Several University of the Ozarks theatre students spent their summer break honing their skills and gaining invaluable hands-on experience in internships across the country.
Three of those students — Rhett Sells, Haley Hanks and Eleazar Coronado — made presentations to their classmates last week about their experiences.
Sells, a junior theatre major from Waggoner, Okla., worked as a carpentry apprentice at the Brevard Music Center in Brevard, N.C.; Hanks, a junior theatre and history major from Carthage, Texas, served as a general technician and actor for the Lee Street Theatre in Salisbury, N.C., and Coronado, a junior theatre major from Jonesboro, Ark., was a general technician for the Shenandoah Summer Musical Theatre in Winchester, Virginia.
Sells worked as many as 60 hours and six days a week preparing the Brevard Music Center for operas such as “Don Pasquale” and “Street Scene.” He helped construct the largest and most elaborate set in the center’s history for “Street Scene.”
“Being a part of the biggest set was a great experience,” Sells said. “It was a lot of work and we didn’t have a day off for two weeks, but there was a great sense of accomplishment.”
Sells said the skills and knowledge he gained in his internship will benefit both him and the University’s theatre program.
“I hadn’t done a lot of carpentry work at Ozarks so I really learned a lot and gained so much more confidence in my abilities,” he said. “Not only were my skills enhanced, I got a feel for what it’s like to work in the profession on a daily basis. I can’t wait to apply what I learned to some of our productions here at Ozarks.”
Hanks served the Lee Street Theatre as a props master, scenic charge artist and light operator. She also had the opportunity to direct and act in the theatre’s library show called “Fire and Ice.”
“It was a great all-around experience because I jumped head-first into new situations that I was very unsure about and I was able to succeed,” Hanks said. “The whole experience certainly made me appreciate the theatre program at Ozarks and how it’s preparing us for the real world.”
Coronado was the third Ozarks theatre student in recent years to serve an internship at the Shenandoah Summer Musical Theatre. He worked in the carpentry shop and as a spotlight operator during performances.

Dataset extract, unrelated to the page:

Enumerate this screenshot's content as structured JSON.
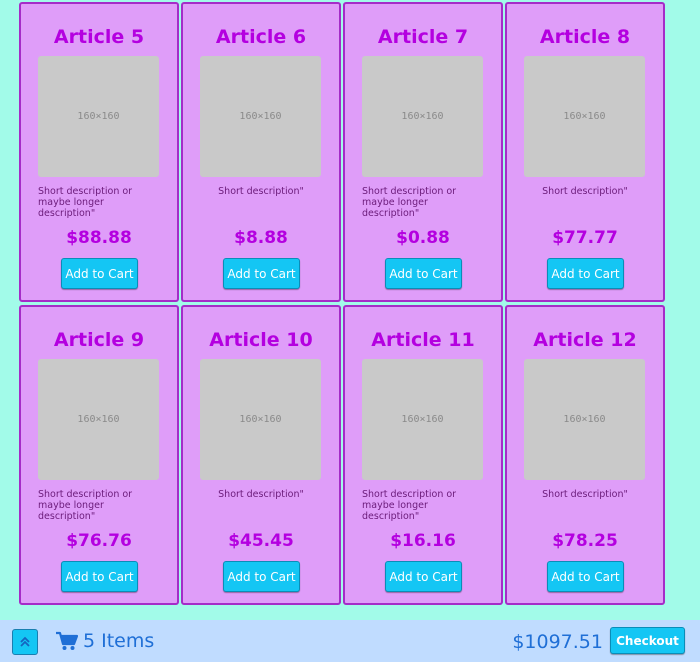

“The internship exceeded my expectations,” Coronado said. “I was able to learn and experience so much that will help me in the future. Working in the business also made me realize that I want to make a career of theatre.”
Other theatre students who participated in internships include, Ronnie Edwards, who worked at The Great Plains Theatre in Abilene, Kan.; James Allen, who served with the Westport Country Playhouse in Westport, Conn.; and Daniel Hall, who worked with the Argenta Community Theater in North Little Rock, Ark.